This Must Be the Place: Jonathan Demme's STOP MAKING SENSE
These notes on Stop Making Sense were written by JJ Bersch, PhD candidate in UW Madison’s Department of Communication Arts. A 35mm print of Stop Making Sense will screen on Saturday, September 23 as part of a tribute to the late Jonathan Demme in our regular venue, 4070 Vilas Hall.
One take: A stretch of light extends from an opening. Almost instantly and overwhelmingly, a shadow overtakes the light, briefly teasing the head of a guitar before revealing a squeaky clean pair of white sneakers and the shins of a gray-suited figure. After a ten second walk towards a cheering audience, the figure arrives at a microphone, offers a brief greeting, places a boombox on the stage, presses play, and bounces along to the beat. The camera climbs the figure, who is now strumming a guitar and bobbing in a way that only David Byrne, lead vocalist of Talking Heads, has ever bobbed. He sings, “I can’t seem to face up to the facts / I’m tense and nervous and I can’t relax / I can’t sleep cause my bed’s on fire.” And then, finally, a 180-degree cut, showing us Byrne’s back as he performs in front of a crowd. The Name of This Band Is Talking Heads, and they are going to control our lives for the next 86 minutes.

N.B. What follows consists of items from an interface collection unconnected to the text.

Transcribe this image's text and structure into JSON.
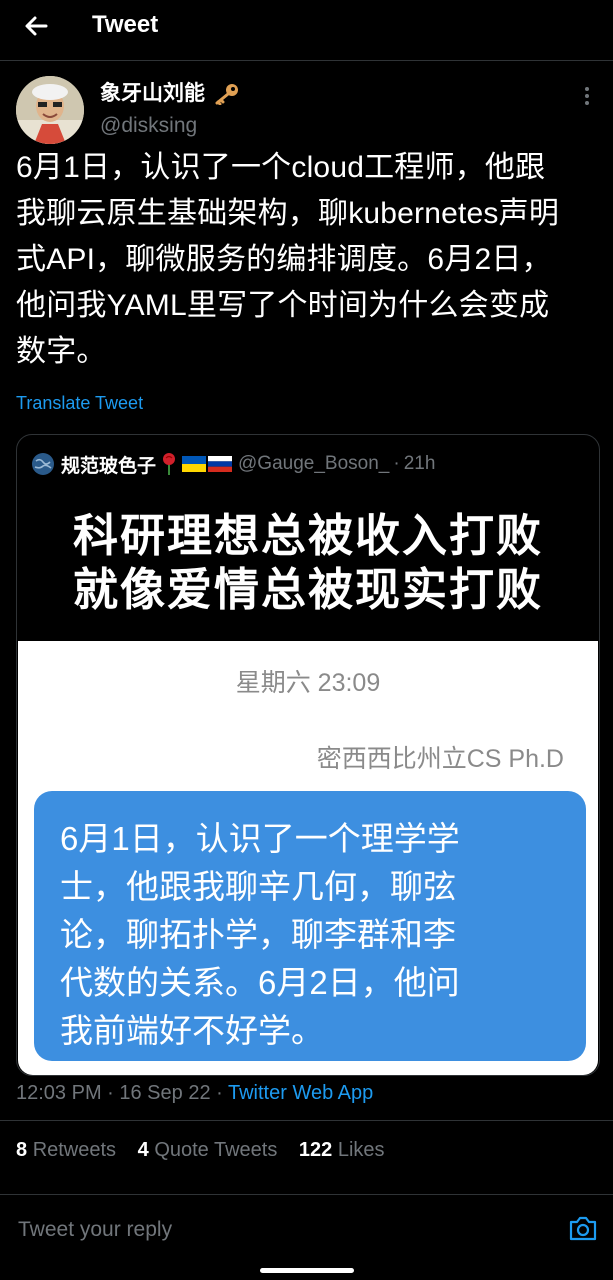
{
  "header": {
    "title": "Tweet",
    "back_icon": "arrow-left-icon"
  },
  "tweet": {
    "display_name": "象牙山刘能",
    "handle": "@disksing",
    "text": "6月1日，认识了一个cloud工程师，他跟\n我聊云原生基础架构，聊kubernetes声明\n式API，聊微服务的编排调度。6月2日，\n他问我YAML里写了个时间为什么会变成\n数字。",
    "translate_label": "Translate Tweet",
    "timestamp": "12:03 PM · 16 Sep 22 · ",
    "source_app": "Twitter Web App"
  },
  "quote": {
    "display_name": "规范玻色子",
    "handle": "@Gauge_Boson_",
    "dot": "·",
    "time": "21h",
    "meme_line1": "科研理想总被收入打败",
    "meme_line2": "就像爱情总被现实打败",
    "chat_time": "星期六 23:09",
    "chat_contact": "密西西比州立CS Ph.D",
    "bubble_lines": [
      "6月1日，认识了一个理学学",
      "士，他跟我聊辛几何，聊弦",
      "论，聊拓扑学，聊李群和李",
      "代数的关系。6月2日，他问",
      "我前端好不好学。"
    ]
  },
  "stats": {
    "retweets_count": "8",
    "retweets_label": "Retweets",
    "quotes_count": "4",
    "quotes_label": "Quote Tweets",
    "likes_count": "122",
    "likes_label": "Likes"
  },
  "reply": {
    "placeholder": "Tweet your reply"
  },
  "colors": {
    "accent": "#1d9bf0",
    "background": "#000000",
    "bubble": "#3d8fe0"
  }
}
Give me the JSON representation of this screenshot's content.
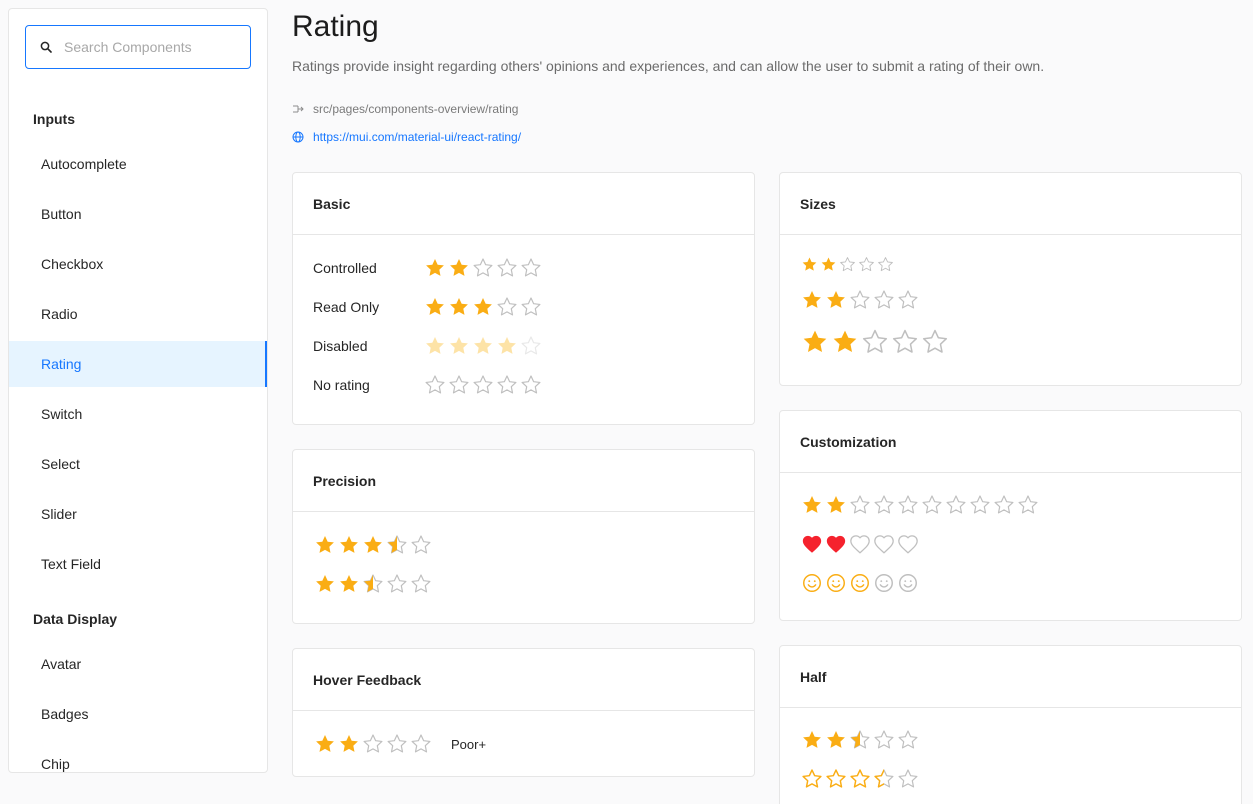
{
  "search": {
    "placeholder": "Search Components"
  },
  "sidebar": {
    "groups": [
      "Inputs",
      "Data Display"
    ],
    "items": [
      "Autocomplete",
      "Button",
      "Checkbox",
      "Radio",
      "Rating",
      "Switch",
      "Select",
      "Slider",
      "Text Field",
      "Avatar",
      "Badges",
      "Chip"
    ],
    "active": "Rating"
  },
  "page": {
    "title": "Rating",
    "description": "Ratings provide insight regarding others' opinions and experiences, and can allow the user to submit a rating of their own.",
    "path": "src/pages/components-overview/rating",
    "link": "https://mui.com/material-ui/react-rating/"
  },
  "colors": {
    "star_filled": "#faad14",
    "star_disabled": "#fde3a7",
    "star_empty": "#bfbfbf",
    "heart": "#f5222d",
    "accent": "#1677ff"
  },
  "cards": {
    "basic": {
      "title": "Basic",
      "rows": [
        {
          "label": "Controlled",
          "value": 2,
          "max": 5
        },
        {
          "label": "Read Only",
          "value": 3,
          "max": 5
        },
        {
          "label": "Disabled",
          "value": 4,
          "max": 5
        },
        {
          "label": "No rating",
          "value": 0,
          "max": 5
        }
      ]
    },
    "precision": {
      "title": "Precision",
      "rows": [
        {
          "value": 3.5,
          "max": 5
        },
        {
          "value": 2.5,
          "max": 5
        }
      ]
    },
    "hover": {
      "title": "Hover Feedback",
      "value": 2,
      "max": 5,
      "label": "Poor+"
    },
    "sizes": {
      "title": "Sizes",
      "rows": [
        {
          "size": "small",
          "value": 2,
          "max": 5
        },
        {
          "size": "medium",
          "value": 2,
          "max": 5
        },
        {
          "size": "large",
          "value": 2,
          "max": 5
        }
      ]
    },
    "customization": {
      "title": "Customization",
      "rows": [
        {
          "icon": "star",
          "value": 2,
          "max": 10
        },
        {
          "icon": "heart",
          "value": 2,
          "max": 5
        },
        {
          "icon": "smiley",
          "value": 3,
          "max": 5
        }
      ]
    },
    "half": {
      "title": "Half",
      "rows": [
        {
          "value": 2.5,
          "max": 5,
          "style": "filled"
        },
        {
          "value": 3.5,
          "max": 5,
          "style": "outline"
        }
      ]
    }
  }
}
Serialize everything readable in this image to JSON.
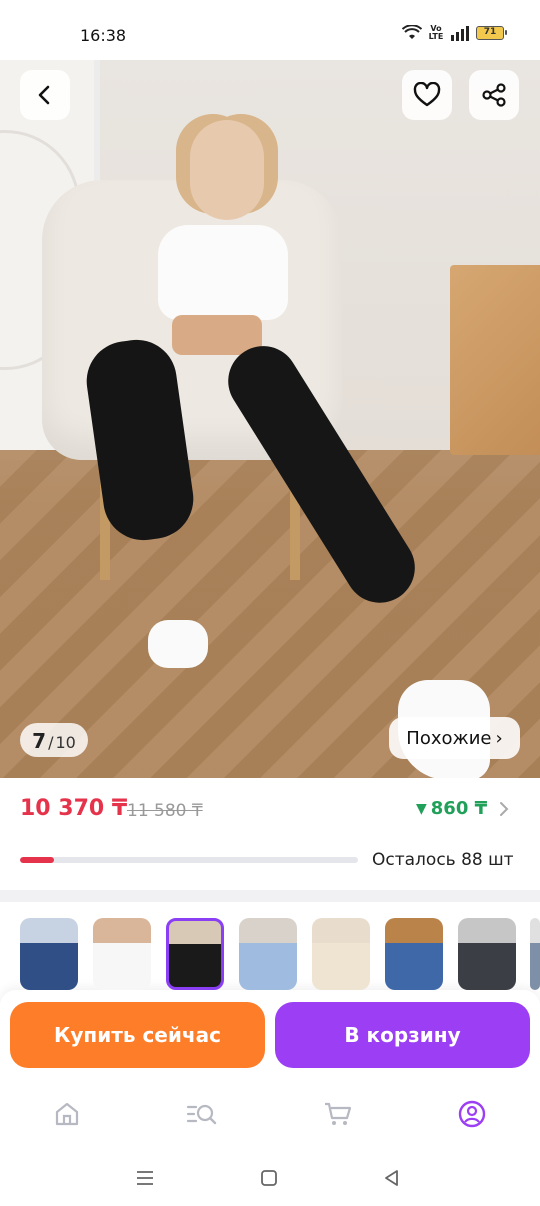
{
  "status_bar": {
    "time": "16:38",
    "network": "Vo LTE",
    "battery": "71"
  },
  "gallery": {
    "current": "7",
    "separator": "/",
    "total": "10",
    "similar_label": "Похожие",
    "similar_chevron": "›"
  },
  "pricing": {
    "price": "10 370 ₸",
    "old_price": "11 580 ₸",
    "bonus": "860 ₸",
    "bonus_arrow": "▼",
    "remaining_text": "Осталось 88 шт",
    "stock_progress": 0.1
  },
  "variants": [
    {
      "name": "blue-denim",
      "color": "#2f4f86",
      "top": "#c7d3e3"
    },
    {
      "name": "white",
      "color": "#f7f7f7",
      "top": "#d9b59a"
    },
    {
      "name": "black",
      "color": "#1a1a1a",
      "top": "#d8c8b6"
    },
    {
      "name": "light-blue",
      "color": "#9fbce0",
      "top": "#d9d2cb"
    },
    {
      "name": "cream",
      "color": "#efe3d2",
      "top": "#e8dccd"
    },
    {
      "name": "medium-blue",
      "color": "#3f68a8",
      "top": "#b9834a"
    },
    {
      "name": "dark-grey",
      "color": "#3b3e45",
      "top": "#c6c6c6"
    },
    {
      "name": "partial",
      "color": "#7e8fa8",
      "top": "#e0e0e0"
    }
  ],
  "selected_variant": 2,
  "actions": {
    "buy_now": "Купить сейчас",
    "add_to_cart": "В корзину"
  },
  "tabbar": {
    "tabs": [
      "home-icon",
      "catalog-search-icon",
      "cart-icon",
      "profile-icon"
    ],
    "active_color": "#9c3ff4",
    "inactive_color": "#b7b9c2"
  },
  "colors": {
    "accent": "#9c3ff4",
    "buy_now": "#fd7d28",
    "price": "#e5334b",
    "bonus": "#21a05a"
  }
}
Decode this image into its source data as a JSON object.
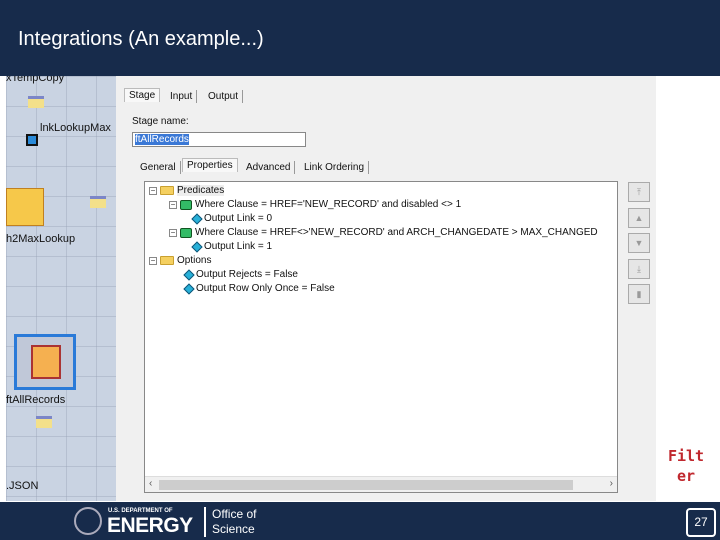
{
  "slide": {
    "title": "Integrations (An example...)",
    "filter_label_1": "Filt",
    "filter_label_2": "er",
    "page_number": "27"
  },
  "footer": {
    "dept": "U.S. DEPARTMENT OF",
    "energy": "ENERGY",
    "office_1": "Office of",
    "office_2": "Science"
  },
  "canvas": {
    "labels": [
      "xTempCopy",
      "lnkLookupMax",
      "h2MaxLookup",
      "ftAllRecords",
      ".JSON"
    ]
  },
  "dialog": {
    "top_tabs": [
      "Stage",
      "Input",
      "Output"
    ],
    "stage_name_label": "Stage name:",
    "stage_name_value": "ftAllRecords",
    "sub_tabs": [
      "General",
      "Properties",
      "Advanced",
      "Link Ordering"
    ],
    "tree": {
      "predicates": "Predicates",
      "where1": "Where Clause = HREF='NEW_RECORD' and disabled <> 1",
      "link0": "Output Link = 0",
      "where2": "Where Clause = HREF<>'NEW_RECORD' and ARCH_CHANGEDATE > MAX_CHANGED",
      "link1": "Output Link = 1",
      "options": "Options",
      "rejects": "Output Rejects = False",
      "once": "Output Row Only Once = False"
    }
  }
}
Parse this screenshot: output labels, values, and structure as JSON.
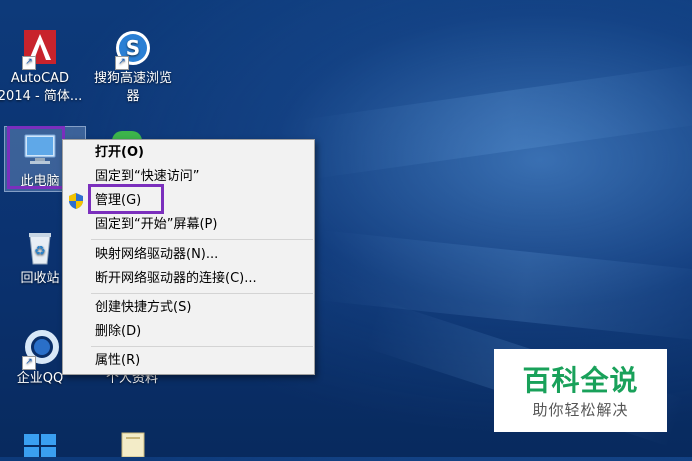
{
  "desktop": {
    "icons": [
      {
        "label_line1": "AutoCAD",
        "label_line2": "2014 - 简体...",
        "icon": "autocad-icon"
      },
      {
        "label_line1": "搜狗高速浏览",
        "label_line2": "器",
        "icon": "sogou-browser-icon"
      },
      {
        "label_line1": "此电脑",
        "icon": "this-pc-icon"
      },
      {
        "label_line1": "回收站",
        "icon": "recycle-bin-icon"
      },
      {
        "label_line1": "企业QQ",
        "icon": "qq-icon"
      },
      {
        "label_line1": "个人资料",
        "icon": "folder-icon"
      }
    ]
  },
  "context_menu": {
    "items": [
      {
        "label": "打开(O)"
      },
      {
        "label": "固定到“快速访问”"
      },
      {
        "label": "管理(G)",
        "icon": "uac-shield-icon"
      },
      {
        "label": "固定到“开始”屏幕(P)"
      },
      {
        "label": "映射网络驱动器(N)..."
      },
      {
        "label": "断开网络驱动器的连接(C)..."
      },
      {
        "label": "创建快捷方式(S)"
      },
      {
        "label": "删除(D)"
      },
      {
        "label": "属性(R)"
      }
    ]
  },
  "watermark": {
    "title": "百科全说",
    "subtitle": "助你轻松解决"
  },
  "colors": {
    "highlight": "#7b2fbd",
    "watermark_green": "#19a15a",
    "desktop_blue": "#0d3a7a"
  }
}
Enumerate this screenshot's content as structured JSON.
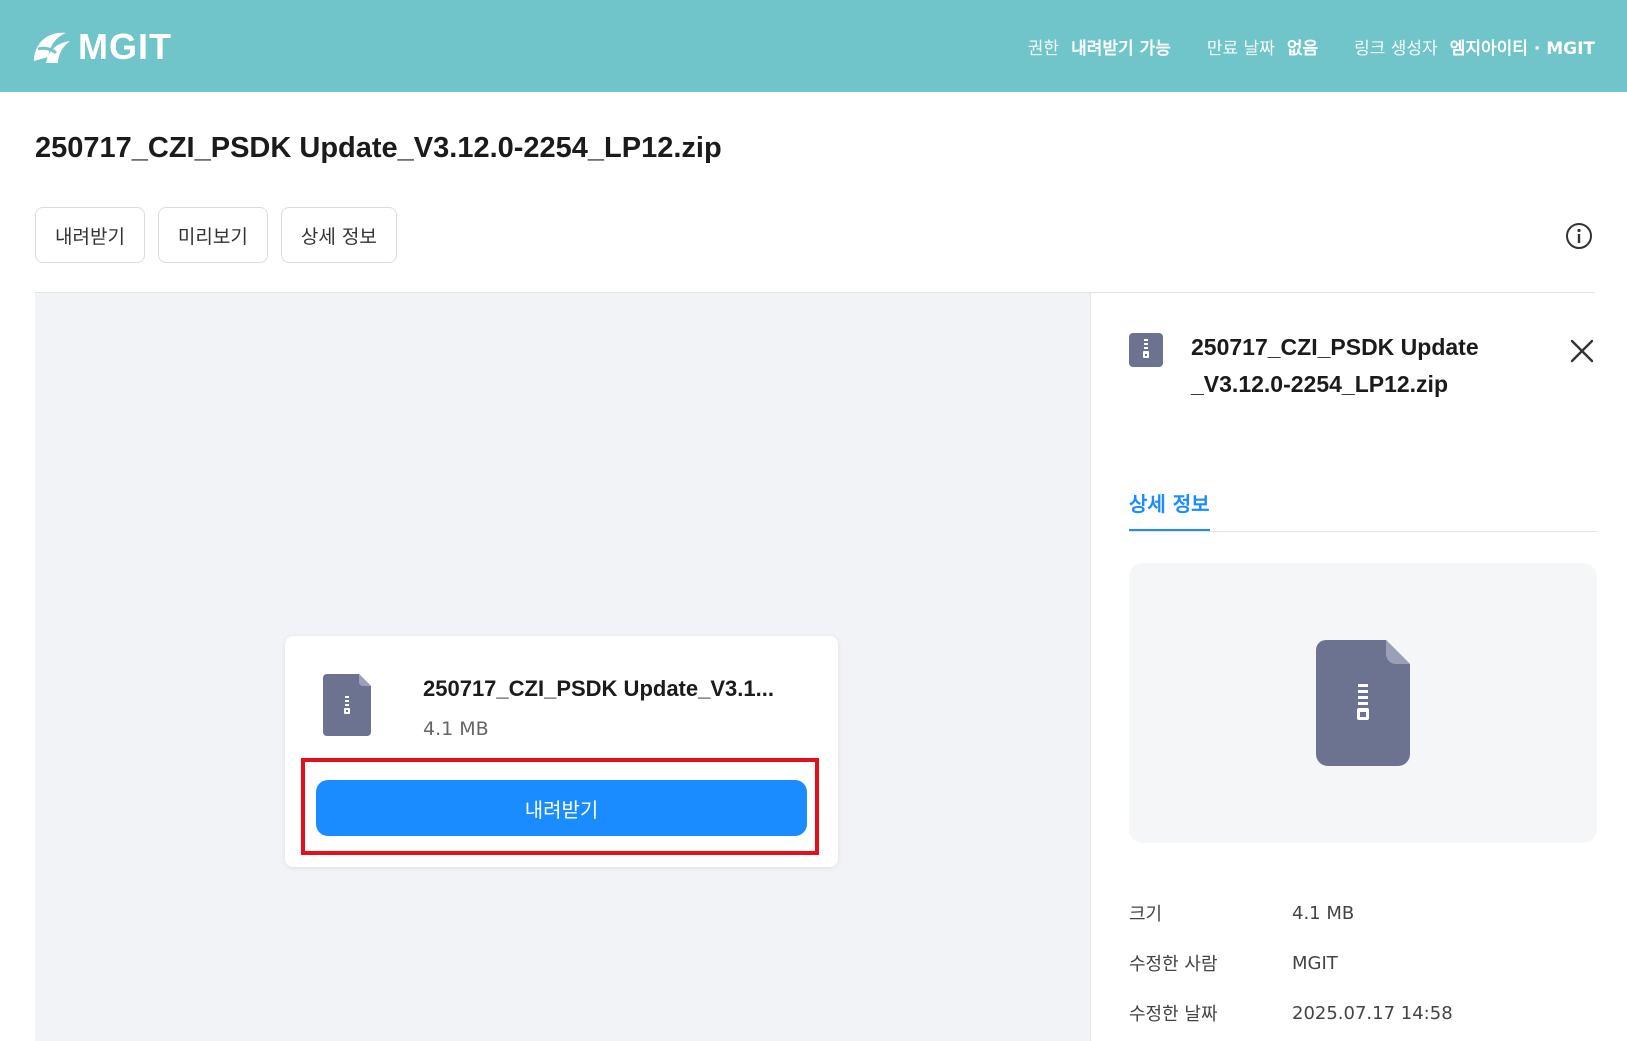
{
  "header": {
    "brand": "MGIT",
    "permission_label": "권한",
    "permission_value": "내려받기 가능",
    "expiry_label": "만료 날짜",
    "expiry_value": "없음",
    "creator_label": "링크 생성자",
    "creator_value": "엠지아이티 · MGIT",
    "bar_color": "#6fc5c9"
  },
  "file": {
    "title": "250717_CZI_PSDK Update_V3.12.0-2254_LP12.zip",
    "card_name": "250717_CZI_PSDK Update_V3.1...",
    "panel_name": "250717_CZI_PSDK Update_V3.12.0-2254_LP12.zip",
    "size": "4.1 MB",
    "icon": "zip-file-icon"
  },
  "toolbar": {
    "download_label": "내려받기",
    "preview_label": "미리보기",
    "details_label": "상세 정보",
    "info_icon": "info-icon"
  },
  "card": {
    "download_button_label": "내려받기",
    "accent": "#1a8cff",
    "highlight_color": "#e50f1b"
  },
  "panel": {
    "tab_label": "상세 정보",
    "close_icon": "close-icon",
    "properties": [
      {
        "label": "크기",
        "value": "4.1 MB"
      },
      {
        "label": "수정한 사람",
        "value": "MGIT"
      },
      {
        "label": "수정한 날짜",
        "value": "2025.07.17 14:58"
      }
    ]
  }
}
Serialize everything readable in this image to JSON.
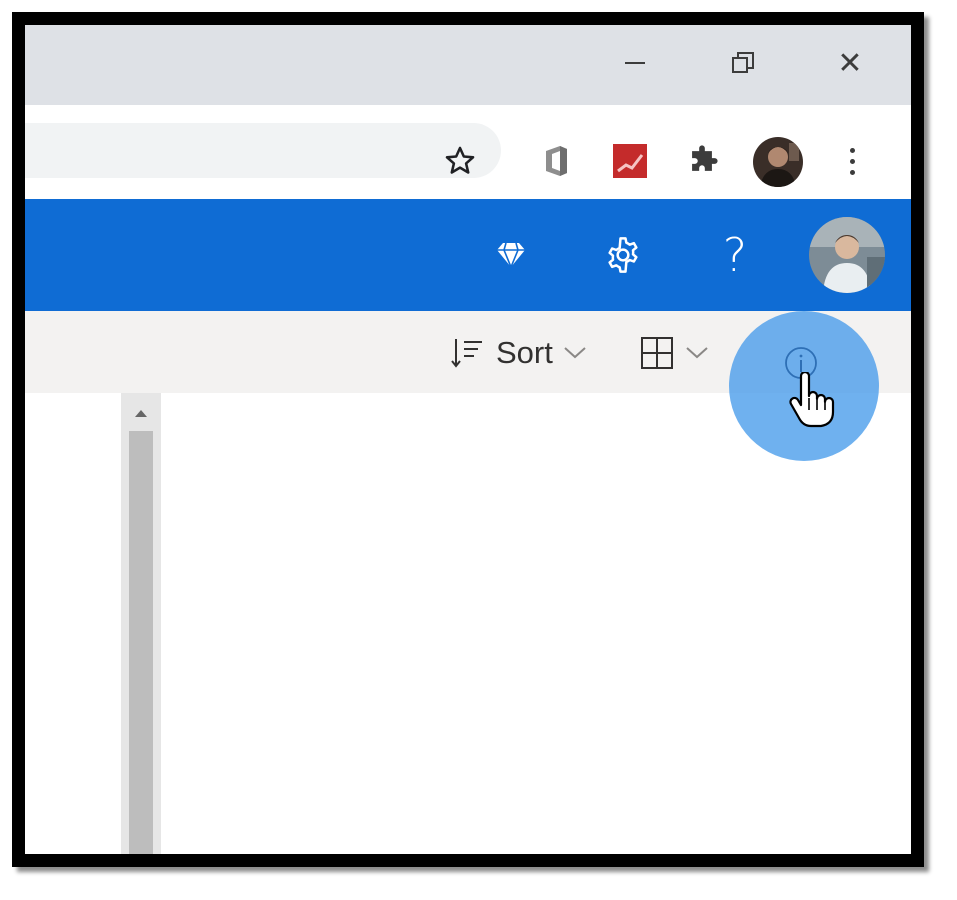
{
  "browser": {
    "window_controls": {
      "minimize_icon": "minimize-icon",
      "restore_icon": "restore-icon",
      "close_icon": "close-icon",
      "close_glyph": "✕"
    },
    "toolbar": {
      "bookmark_icon": "star-icon",
      "extensions": [
        "office-icon",
        "red-extension-icon",
        "puzzle-icon"
      ],
      "menu_icon": "kebab-menu-icon"
    }
  },
  "outlook": {
    "header": {
      "icons": [
        "diamond-icon",
        "gear-icon",
        "help-icon"
      ],
      "help_glyph": "?",
      "brand_color": "#0f6cd4"
    },
    "commandbar": {
      "sort_label": "Sort",
      "view_icon": "grid-icon"
    }
  },
  "highlight": {
    "color": "#5aa6ec",
    "target_icon": "info-icon",
    "cursor": "hand-pointer-icon"
  }
}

This is the way Stop Making Sense, Jonathan Demme’s peerless 1984 concert documentary stitched together from three Talking Heads performances at the Pantages Theater in Hollywood in December of 1983, begins; this is, however, not exactly the way any of Talking Heads’ shows at the Pantages Theater in Hollywood in December of 1983 began. It’s close—these shows did start with a solo performance of “Psycho Killer”—but as Demme states on the Blu-ray release of the film’s commentary track, the opening shot “is one of a few shots that were done outside of the context of the concert.” Demme identifies this shot as incredibly important—they had to get it right, regardless of “authenticity”—for it builds up from Byrne’s feet in the same way the show will continually build up the band’s sound, adding accompanying musician after accompanying musician until Talking Heads sound bigger than any band before or after ever has. Demme found the perfect complement to Talking Heads’ live show; he just couldn’t do it live, so he didn’t.
This is emblematic of Jonathan Demme’s approach to capturing the live experience of seeing and hearing Talking Heads. Let the band do their thing, but make sure you’ve done everything you can to make sure everyone leaves knowing just how great that thing is, even if you have to stray from the live performance just a little bit to do that. Demme, who sadly passed earlier this year, knew music, and he loved music. His respect for Byrne, Tina Weymouth, Chris Frantz, Jerry Harrison, and all of the other musicians on stage is palpable in every frame of the film. Demme often lets the band’s work speak for itself—consider the four-and-a-half-minute take of Byrne’s bravura performance of “Once in a Lifetime” or the film’s reliance on wide shots—but the director is not afraid to embellish the ‘Heads with a flourish here and there: the ethereal dissolves of “Heaven,” the shot/reverse-shot call-and-response of “Slippery People,” the mobile camera work of “Girlfriend is Better,” the disarming jump from “Take Me to the River” to the encore performance of “Crosseyed and Painless.” Demme lets Byrne and Company speak for themselves, but they let him speak as well.
Most curiously, Demme withholds cutting to the audience, even drowning them in darkness or shallow focus in many of the shots from the stage that might reveal the watching faces. Demme would use this strategy in his later concert documentaries such as Storefront Hitchcock (1998), Neil Young: Heart of Gold (2006), and Justin Timberlake + The Tennessee Kids (2016); his rationale for Stop Making Sense, as told to the Los Angeles Times: “When we were editing, we had so much great footage, why cut to the audience? And then there’s a more subtle reason for not showing the crowd—all that ever does is remind the movie viewers that they’re watching a filmed record of a concert. But this way it seems more a concert expressly for them. Our approach takes away that generation of distance, of having to look at people who were really there.” And yet, Demme does eventually cut to said “people who were really there” towards the very end of the film, as he alternates footage of the band performing their final song, “Crosseyed and Painless,” with shots of the audience a total of seven times. A release occurs as the tight grip the band held on the camera dissipates. It is a jarring sequence, but one which aligns the two audiences. These people saw Talking Heads live—my God, they saw that performance of “This Must Be the Place (Naive Melody)” in person!—and you didn’t. But because of Demme’s work, that difference doesn’t matter quite so much.